[Stored dataset items]
Segment Open

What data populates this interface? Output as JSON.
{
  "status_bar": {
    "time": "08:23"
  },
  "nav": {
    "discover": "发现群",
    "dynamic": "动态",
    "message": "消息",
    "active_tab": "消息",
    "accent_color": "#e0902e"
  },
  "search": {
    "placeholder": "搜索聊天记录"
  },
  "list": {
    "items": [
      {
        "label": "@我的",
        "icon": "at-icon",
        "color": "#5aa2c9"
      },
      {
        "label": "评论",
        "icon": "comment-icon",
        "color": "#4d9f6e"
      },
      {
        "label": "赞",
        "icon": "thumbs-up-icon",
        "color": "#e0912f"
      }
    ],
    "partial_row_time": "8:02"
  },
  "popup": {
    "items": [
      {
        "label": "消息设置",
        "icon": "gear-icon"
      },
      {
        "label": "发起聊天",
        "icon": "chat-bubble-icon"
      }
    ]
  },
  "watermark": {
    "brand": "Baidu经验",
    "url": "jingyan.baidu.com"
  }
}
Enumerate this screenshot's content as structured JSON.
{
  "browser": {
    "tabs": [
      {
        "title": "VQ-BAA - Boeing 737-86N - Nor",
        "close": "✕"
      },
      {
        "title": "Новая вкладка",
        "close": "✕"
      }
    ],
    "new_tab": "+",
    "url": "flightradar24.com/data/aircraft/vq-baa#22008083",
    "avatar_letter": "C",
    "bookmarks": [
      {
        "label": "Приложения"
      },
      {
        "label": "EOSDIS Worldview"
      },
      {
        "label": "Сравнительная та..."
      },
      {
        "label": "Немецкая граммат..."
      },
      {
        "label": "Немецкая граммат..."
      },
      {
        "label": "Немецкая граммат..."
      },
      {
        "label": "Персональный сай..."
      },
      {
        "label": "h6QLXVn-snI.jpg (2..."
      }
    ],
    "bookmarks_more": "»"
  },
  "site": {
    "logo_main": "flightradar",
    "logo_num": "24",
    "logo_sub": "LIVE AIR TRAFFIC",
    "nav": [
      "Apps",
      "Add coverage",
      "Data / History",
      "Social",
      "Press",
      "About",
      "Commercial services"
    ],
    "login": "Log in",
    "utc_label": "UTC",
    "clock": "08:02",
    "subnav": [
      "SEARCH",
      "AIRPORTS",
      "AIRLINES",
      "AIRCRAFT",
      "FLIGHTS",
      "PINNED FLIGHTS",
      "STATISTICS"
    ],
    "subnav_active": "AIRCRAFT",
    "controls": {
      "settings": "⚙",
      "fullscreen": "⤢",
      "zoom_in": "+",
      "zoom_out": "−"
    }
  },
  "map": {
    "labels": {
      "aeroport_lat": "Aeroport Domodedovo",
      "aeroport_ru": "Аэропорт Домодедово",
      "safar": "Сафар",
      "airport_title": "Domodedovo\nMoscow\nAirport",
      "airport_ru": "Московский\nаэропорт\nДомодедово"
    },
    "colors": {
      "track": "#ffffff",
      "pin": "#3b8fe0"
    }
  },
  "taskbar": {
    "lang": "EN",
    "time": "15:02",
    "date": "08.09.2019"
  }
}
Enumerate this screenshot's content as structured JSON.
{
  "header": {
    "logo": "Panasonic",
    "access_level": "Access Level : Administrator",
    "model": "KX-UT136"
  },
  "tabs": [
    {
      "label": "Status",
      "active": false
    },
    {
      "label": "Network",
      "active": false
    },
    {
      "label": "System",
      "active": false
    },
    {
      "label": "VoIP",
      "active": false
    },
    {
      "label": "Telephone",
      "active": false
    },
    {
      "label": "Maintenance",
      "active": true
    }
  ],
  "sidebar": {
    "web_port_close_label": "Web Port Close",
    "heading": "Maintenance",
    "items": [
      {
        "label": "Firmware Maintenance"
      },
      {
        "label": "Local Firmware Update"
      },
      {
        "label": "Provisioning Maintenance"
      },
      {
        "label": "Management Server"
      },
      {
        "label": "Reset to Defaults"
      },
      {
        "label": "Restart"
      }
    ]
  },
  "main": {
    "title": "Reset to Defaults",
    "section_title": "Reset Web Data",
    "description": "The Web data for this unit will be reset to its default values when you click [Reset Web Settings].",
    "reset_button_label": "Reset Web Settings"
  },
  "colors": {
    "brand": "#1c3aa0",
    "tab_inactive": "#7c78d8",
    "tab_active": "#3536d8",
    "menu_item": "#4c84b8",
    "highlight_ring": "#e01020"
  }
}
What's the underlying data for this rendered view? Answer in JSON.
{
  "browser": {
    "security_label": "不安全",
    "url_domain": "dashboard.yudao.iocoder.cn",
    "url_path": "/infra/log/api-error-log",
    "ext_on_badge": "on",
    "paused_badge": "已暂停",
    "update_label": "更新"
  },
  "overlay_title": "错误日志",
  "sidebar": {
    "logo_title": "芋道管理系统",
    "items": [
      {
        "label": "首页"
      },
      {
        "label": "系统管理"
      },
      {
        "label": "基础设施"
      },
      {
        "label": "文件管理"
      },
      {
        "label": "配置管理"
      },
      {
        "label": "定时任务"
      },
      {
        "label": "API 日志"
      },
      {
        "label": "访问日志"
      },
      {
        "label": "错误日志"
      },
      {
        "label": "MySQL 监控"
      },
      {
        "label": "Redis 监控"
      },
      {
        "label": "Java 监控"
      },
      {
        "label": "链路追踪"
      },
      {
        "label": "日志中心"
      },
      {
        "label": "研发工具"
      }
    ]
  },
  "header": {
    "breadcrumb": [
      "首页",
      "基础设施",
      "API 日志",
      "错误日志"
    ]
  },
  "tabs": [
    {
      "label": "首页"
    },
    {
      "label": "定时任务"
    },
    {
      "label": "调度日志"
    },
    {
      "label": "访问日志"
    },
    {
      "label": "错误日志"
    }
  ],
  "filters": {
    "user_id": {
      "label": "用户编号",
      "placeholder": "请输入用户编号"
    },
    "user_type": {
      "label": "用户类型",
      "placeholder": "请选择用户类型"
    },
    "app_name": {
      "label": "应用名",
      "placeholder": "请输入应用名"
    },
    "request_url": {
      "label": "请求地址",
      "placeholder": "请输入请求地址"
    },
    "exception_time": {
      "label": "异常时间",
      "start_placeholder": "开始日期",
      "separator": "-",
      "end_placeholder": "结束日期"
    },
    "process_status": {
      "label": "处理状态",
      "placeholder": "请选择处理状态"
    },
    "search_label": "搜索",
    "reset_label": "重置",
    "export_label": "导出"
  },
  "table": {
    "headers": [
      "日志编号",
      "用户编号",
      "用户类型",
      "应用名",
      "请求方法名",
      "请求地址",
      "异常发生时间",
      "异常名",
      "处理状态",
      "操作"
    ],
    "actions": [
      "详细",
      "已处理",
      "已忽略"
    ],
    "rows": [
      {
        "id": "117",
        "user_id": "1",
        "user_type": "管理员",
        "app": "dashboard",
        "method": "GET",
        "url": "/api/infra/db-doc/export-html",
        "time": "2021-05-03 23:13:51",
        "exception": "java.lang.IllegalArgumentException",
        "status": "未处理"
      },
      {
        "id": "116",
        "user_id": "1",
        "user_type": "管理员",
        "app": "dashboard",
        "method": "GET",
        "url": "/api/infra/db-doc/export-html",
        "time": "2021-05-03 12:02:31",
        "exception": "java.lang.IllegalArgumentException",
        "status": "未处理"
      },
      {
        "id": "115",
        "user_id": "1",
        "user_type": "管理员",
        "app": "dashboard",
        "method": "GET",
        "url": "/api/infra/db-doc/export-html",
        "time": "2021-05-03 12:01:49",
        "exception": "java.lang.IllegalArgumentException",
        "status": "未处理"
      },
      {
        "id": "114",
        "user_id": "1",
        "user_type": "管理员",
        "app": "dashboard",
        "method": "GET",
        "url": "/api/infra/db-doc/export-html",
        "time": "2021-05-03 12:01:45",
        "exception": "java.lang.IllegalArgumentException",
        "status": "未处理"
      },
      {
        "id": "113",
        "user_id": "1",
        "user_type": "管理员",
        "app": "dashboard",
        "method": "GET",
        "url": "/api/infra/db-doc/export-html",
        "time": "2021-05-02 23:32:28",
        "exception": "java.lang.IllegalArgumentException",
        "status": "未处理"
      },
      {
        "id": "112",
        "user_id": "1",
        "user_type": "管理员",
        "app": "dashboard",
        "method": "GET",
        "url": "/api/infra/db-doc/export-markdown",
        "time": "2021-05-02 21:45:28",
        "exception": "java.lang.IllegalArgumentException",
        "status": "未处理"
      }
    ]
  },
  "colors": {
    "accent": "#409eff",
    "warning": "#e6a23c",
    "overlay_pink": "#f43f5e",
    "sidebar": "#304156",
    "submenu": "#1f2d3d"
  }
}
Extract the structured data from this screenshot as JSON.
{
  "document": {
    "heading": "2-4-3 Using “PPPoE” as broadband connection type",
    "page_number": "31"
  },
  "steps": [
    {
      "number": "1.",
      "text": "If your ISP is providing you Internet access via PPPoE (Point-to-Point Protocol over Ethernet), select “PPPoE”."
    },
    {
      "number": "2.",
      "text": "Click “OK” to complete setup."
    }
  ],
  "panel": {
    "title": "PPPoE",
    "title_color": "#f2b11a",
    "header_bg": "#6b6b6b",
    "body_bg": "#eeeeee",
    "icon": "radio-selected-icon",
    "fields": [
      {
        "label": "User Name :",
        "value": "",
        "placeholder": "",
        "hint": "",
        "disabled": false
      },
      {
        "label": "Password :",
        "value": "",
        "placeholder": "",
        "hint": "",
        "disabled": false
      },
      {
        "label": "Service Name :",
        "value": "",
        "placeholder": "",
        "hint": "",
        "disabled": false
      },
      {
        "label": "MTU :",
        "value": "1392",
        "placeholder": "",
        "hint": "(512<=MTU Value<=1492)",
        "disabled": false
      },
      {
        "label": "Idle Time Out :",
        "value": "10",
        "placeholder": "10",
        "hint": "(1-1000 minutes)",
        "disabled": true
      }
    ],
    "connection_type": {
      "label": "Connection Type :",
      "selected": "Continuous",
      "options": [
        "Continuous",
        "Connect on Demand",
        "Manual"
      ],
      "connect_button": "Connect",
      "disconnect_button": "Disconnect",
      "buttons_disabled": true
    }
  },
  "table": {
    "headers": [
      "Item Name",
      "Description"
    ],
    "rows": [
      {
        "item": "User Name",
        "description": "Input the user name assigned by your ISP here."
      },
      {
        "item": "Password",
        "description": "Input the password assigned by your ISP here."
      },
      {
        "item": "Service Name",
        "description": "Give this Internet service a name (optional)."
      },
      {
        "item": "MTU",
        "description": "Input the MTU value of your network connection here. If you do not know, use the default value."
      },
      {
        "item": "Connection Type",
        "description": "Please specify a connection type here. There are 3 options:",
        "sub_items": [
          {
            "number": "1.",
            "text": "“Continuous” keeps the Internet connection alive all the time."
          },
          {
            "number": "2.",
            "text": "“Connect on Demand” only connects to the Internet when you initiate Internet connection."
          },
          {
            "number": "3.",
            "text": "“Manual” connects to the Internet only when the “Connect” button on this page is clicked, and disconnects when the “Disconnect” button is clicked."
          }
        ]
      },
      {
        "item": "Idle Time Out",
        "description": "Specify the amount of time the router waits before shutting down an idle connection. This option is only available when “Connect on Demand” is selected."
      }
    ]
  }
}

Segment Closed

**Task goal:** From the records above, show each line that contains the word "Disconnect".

**Response area:**
      "disconnect_button": "Disconnect",
            "text": "“Manual” connects to the Internet only when the “Connect” button on this page is clicked, and disconnects when the “Disconnect” button is clicked."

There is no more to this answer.